Rick Ryan’s Nuthouse is a coming-of-age novel centered on a teenaged protagonist and set in 1970.
When a young woman he’s just met gives 17-year-old Mike Ridley LSD, it leads to a bad trip. Although Mike recovers, the nightmare stays with him, coloring every experience and destroying his self-esteem and ambition. He’s unable to move on until his friend Pete Murray lands him a job at the Arizona state mental hospital.
Mike’s work on the wards teaches him compassion and responsibility. Nonetheless, he remains haunted by his acid trip—until meeting Taza, an inmate involuntarily committed after severe hallucinations due to a bad peyote experience. Dedicated to the year of silence demanded by his Apache spiritual training, Taza is considered catatonic. Through Taza, Mike discovers he, too, is on a path to spiritual enlightenment. Eventually, Mike helps Taza and Aimee, another inmate, escape to the mountains, where they continue their spiritual journeys.
This is an interesting plot that is largely well-written, with a few notable exceptions: Ryan’s characterization of Taza and Mike can be lacking at times. Often dialogue revealing their characters is rushed and rings false. And although Pete introduces Mike to the life of Buddha, triggering Mike’s growth in compassion, Pete is also a destructive force, manipulating an inmate in a prank on a fellow staff member. Several chapters featuring Taza’s parents could have easily been removed.
Additionally, in what might be deemed cultural appropriation or an example of white superiority, Taza is a Caucasian man chosen by his Apache teacher, Old Voice, to become his people’s new spiritual leader.

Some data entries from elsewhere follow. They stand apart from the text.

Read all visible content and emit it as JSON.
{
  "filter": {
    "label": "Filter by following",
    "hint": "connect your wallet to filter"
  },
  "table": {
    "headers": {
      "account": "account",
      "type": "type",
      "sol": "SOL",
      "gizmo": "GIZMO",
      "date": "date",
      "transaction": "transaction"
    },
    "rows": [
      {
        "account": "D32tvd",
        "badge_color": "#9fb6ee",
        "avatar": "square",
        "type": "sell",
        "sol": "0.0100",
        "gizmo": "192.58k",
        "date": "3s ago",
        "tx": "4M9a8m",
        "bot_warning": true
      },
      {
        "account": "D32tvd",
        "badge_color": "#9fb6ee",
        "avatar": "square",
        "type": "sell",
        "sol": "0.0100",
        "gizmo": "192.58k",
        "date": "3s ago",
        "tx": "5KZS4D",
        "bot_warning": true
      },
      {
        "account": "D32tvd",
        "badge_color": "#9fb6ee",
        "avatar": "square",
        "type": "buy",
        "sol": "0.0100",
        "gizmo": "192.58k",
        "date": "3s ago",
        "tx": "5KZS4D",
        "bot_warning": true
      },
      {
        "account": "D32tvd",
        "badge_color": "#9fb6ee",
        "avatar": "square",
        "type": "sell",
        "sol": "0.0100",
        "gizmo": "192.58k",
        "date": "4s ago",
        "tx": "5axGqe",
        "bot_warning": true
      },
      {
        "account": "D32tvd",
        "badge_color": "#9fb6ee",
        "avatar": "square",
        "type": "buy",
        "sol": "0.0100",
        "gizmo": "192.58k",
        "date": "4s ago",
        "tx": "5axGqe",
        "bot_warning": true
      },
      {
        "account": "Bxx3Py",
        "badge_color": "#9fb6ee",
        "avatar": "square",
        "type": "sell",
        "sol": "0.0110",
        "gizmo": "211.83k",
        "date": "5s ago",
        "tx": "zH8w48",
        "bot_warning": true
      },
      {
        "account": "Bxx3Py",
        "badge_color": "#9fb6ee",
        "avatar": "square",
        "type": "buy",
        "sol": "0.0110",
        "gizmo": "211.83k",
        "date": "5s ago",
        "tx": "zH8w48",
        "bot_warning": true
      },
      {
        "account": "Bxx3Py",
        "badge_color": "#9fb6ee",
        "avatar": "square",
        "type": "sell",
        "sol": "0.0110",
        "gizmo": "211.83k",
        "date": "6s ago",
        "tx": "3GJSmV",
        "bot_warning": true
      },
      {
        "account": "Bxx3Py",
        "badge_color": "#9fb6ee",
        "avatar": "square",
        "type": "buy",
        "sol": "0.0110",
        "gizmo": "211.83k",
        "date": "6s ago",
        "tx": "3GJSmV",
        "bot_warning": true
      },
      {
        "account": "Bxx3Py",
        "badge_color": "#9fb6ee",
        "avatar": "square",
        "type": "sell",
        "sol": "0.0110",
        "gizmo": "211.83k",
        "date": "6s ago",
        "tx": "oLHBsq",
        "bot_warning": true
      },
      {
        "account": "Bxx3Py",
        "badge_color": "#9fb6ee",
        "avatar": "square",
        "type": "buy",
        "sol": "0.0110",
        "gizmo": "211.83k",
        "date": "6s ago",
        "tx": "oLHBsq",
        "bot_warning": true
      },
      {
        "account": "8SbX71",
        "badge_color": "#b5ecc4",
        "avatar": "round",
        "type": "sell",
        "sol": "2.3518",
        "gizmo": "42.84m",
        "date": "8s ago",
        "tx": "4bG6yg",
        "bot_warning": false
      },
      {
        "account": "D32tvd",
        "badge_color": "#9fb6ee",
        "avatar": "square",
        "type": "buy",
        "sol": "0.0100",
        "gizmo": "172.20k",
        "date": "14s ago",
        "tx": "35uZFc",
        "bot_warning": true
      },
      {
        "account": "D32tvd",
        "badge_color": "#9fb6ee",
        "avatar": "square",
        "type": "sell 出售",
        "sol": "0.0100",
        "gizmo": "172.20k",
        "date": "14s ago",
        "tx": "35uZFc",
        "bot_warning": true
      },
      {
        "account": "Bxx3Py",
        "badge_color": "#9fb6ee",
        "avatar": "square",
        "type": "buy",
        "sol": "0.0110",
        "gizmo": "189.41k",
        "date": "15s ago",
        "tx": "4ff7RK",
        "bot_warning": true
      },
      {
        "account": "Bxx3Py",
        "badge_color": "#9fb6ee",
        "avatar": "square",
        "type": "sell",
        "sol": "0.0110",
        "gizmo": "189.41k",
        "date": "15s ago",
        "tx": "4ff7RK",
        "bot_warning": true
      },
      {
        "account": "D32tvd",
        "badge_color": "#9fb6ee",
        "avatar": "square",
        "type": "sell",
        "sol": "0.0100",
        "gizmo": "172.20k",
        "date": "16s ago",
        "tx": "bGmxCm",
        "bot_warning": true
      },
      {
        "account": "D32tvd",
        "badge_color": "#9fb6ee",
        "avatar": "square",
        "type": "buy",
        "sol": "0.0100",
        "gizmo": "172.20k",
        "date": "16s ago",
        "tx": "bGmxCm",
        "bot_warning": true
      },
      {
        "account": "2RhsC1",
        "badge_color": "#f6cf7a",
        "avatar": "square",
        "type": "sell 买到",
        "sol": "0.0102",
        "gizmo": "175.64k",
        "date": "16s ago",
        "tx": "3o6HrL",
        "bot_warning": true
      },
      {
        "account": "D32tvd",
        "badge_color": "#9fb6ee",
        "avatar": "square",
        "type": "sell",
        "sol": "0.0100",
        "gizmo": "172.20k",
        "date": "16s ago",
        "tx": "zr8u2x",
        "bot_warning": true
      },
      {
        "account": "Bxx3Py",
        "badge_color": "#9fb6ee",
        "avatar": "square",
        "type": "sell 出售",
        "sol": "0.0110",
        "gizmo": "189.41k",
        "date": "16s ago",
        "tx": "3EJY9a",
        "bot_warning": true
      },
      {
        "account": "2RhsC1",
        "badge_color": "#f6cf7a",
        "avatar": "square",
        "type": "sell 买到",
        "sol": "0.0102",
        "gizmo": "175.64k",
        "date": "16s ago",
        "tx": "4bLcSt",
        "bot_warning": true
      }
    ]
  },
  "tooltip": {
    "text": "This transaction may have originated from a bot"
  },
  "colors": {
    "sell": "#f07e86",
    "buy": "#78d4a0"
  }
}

However, Ryan may have simply wanted to avoid inevitable comparisons to Ken Kesey’s One Flew Over the Cuckoo’s Nest, in which a Native American character chooses not to speak.
Despite its shortcomings, Nuthouse offers engaging moments and may satisfy those who lived through the drug-hazed 1960s and ’70s, or young people, like Mike, growing to maturity and stretching their wings.